Way back when Covid graced the shores of Ireland a new movement was created. The sewers of the island answered Ireland's call and the mask makers came out in their droves.
As part of our Boost My Business initiative Fiona Alston reflects on those times with three of Ireland’s mask makers.
Shenda Burchell was diagnosed with a rare blood cancer in 2017, it prompted her to create a bucket list and one of those things was to learn to sew. On the agenda for 2019 she learned the crafted and contemplated making it into a little side business which she called Sew Shenda.
"Then Covid happened so in March, I started making masks with fabrics that I had here and donating them," says Burchell. "I live behind Peace Haven Trust, so I rang them and explained they were not surgical grade masks."

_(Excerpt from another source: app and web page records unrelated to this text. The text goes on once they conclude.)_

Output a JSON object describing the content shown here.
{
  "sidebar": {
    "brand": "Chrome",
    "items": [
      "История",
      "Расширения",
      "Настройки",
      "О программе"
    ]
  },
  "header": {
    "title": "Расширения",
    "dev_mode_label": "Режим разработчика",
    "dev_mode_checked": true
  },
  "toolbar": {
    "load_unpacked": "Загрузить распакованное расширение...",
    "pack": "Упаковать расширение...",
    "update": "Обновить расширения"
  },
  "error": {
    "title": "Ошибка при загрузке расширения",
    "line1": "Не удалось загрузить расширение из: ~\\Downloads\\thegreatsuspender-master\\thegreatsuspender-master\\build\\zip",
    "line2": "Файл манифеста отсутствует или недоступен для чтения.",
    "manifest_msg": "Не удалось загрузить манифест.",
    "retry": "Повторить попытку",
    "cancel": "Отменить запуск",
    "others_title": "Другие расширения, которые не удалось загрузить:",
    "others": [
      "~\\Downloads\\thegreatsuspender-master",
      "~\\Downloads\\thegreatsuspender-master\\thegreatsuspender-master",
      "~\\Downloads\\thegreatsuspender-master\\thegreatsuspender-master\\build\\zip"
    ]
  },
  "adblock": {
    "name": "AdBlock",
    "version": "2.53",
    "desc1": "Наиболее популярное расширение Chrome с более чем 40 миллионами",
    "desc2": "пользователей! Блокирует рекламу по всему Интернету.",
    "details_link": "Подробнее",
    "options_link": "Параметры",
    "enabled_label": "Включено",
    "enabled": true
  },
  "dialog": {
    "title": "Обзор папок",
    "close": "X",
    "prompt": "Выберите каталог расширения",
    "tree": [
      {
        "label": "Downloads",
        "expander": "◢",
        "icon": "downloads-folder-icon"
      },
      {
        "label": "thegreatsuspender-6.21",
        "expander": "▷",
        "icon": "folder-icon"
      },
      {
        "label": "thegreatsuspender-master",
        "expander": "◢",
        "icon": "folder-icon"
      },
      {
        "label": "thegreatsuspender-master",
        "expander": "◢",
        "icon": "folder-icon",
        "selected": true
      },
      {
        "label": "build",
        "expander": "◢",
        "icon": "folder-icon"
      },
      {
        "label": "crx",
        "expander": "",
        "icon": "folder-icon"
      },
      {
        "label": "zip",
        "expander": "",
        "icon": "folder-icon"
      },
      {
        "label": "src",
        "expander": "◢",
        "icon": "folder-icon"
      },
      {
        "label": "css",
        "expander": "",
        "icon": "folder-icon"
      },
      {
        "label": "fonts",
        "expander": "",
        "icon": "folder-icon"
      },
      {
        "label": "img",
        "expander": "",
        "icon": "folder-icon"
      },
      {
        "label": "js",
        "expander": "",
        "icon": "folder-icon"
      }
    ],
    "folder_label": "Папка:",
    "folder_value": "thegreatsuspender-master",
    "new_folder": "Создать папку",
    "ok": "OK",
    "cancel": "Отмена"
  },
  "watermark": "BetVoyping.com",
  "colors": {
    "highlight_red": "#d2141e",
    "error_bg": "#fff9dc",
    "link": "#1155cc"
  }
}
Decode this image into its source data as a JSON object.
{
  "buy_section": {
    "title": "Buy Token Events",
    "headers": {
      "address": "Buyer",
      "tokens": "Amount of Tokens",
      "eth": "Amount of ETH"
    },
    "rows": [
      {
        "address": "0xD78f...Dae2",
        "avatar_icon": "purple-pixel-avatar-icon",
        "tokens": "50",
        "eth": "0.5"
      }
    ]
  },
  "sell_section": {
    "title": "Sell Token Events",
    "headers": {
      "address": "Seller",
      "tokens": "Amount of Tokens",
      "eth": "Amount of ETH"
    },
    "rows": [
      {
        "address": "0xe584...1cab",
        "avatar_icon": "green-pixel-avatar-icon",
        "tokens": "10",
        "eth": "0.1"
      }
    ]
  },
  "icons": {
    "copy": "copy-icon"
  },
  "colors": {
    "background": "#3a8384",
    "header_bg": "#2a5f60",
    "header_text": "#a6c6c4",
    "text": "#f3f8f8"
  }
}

"I thought as they people they work with have intellectual disabilities it might be nice to have the children's patterns and stuff, and they were thrilled," she says.
"Then it was all word of mouth, so I was making masks for different people, local volunteers and essential workers," she adds.
She got involved with the Masks 4 All Ireland, a group of 'super sewists’, producing masks to support healthcare professionals and other essential workers in local communities.
Donating masks was not entirely sustainable at the rate of her own materials she was using so friends started to suggest to Burchell she should sell her masks.
She gradually switched her donations to her local Greystones Cancer Support and for every mask she sold she would donate two masks to the cancer support team.
Heidi Sheehy has had a busy year making masks from her home in Glenealy in Co. Wicklow.
"I have a little business called Lilac & Moose Designs," says Sheehy, "and I've been running that for, I'd say about 10 years. I do items for kids rooms like kids décor - mainly bunting so I was already set up for sewing."
"I have a little studio in my house, I had the fabric and all the bits and bobs that were needed," she explains. "So, when the pandemic arrived, I was just approached by a lot of my regular clients to make masks."
She didn’t jump on the idea straight away as she had reservations about the types of masks people were required to wear.
"There was a whole thing about them having to be medically graded and they wouldn’t be, so there was a bit of resistance from my part at the start," she explains. "I didn't really want to get into trouble and also I didn't want it to be an opportunist thing where because people couldn't get masks, I was making a quick buck."
"I told people at the start I didn't really want to make them," she continues, "but then the pressure just got too much. I had people whose parents are in nursing homes and had nothing and then I felt really guilty so then I just made them. I had to put a big disclaimer on my own Facebook page and then it was kind of accepted."
The flood gates opened, and Sheehy could not have anticipated how busy her newfound project was going to be. It turned into a family affair.
"It was just really really busy, and I was working fourteen hours a day and over the weekends," she says, "I was doing nothing but making masks."
"I had to put one of my daughters, Lily, on the on the payroll," explains Sheehy. "She looked after all the Facebook inquiries, she did the packaging - she was a great help."
"I think the reason why I was kind of successful at the start was because I was already set up to go as I had all the equipment, I needed to start making them immediately," she adds.
Rachel Harshman was also ready to respond to the demand for masks as she has a wealth of fabric for her hobby of quilt making.
"It wouldn't be a way of being able to pay the rent but I am a quilter," says Harshman. "I live by the creed of she who dies with the most fabric wins! My stash is substantial."
Harshman works full time for the HSE.
"I was going off into the office, because of the position I hold," she explains, "but my children’s schools and colleges were cancelled, and my husband was working from home, so everybody was working from home."
"Even though the weather was quite good we were becoming quite depressed with the daily data from the news so what we did was we created masks for ourselves."
"I did research online and I found a woman in America who was there before me and she found a fit that was an over the head over the neck fit that would save the ears," she continues, "and she had made 150,000 of them so I think she was a good person to learn from. I followed her lead and avoided her initial mistakes."
They found that the mask making was lifting their mood and they were delighted with the style of the mask, so they decided to turn it into a business, after all they had a stash of material to raid.
"With some coaxing and cajoling Face Mask Vogue was born," says Harshman. "We wanted to share the quality and the whimsey of the fabrics that we had. My stash was raided and destroyed."
"It caught on, people like the whimsy of it and people got to know the fit of it because we don't go around the ears – the fit of it because it goes over the head it’s way more comfortable than anybody has," she adds.
They have created different ranges and even have a bridle range for the bride and groom. They have sent their masks far and wide and have had great interest in the tricolour or county colours especially from those living abroad.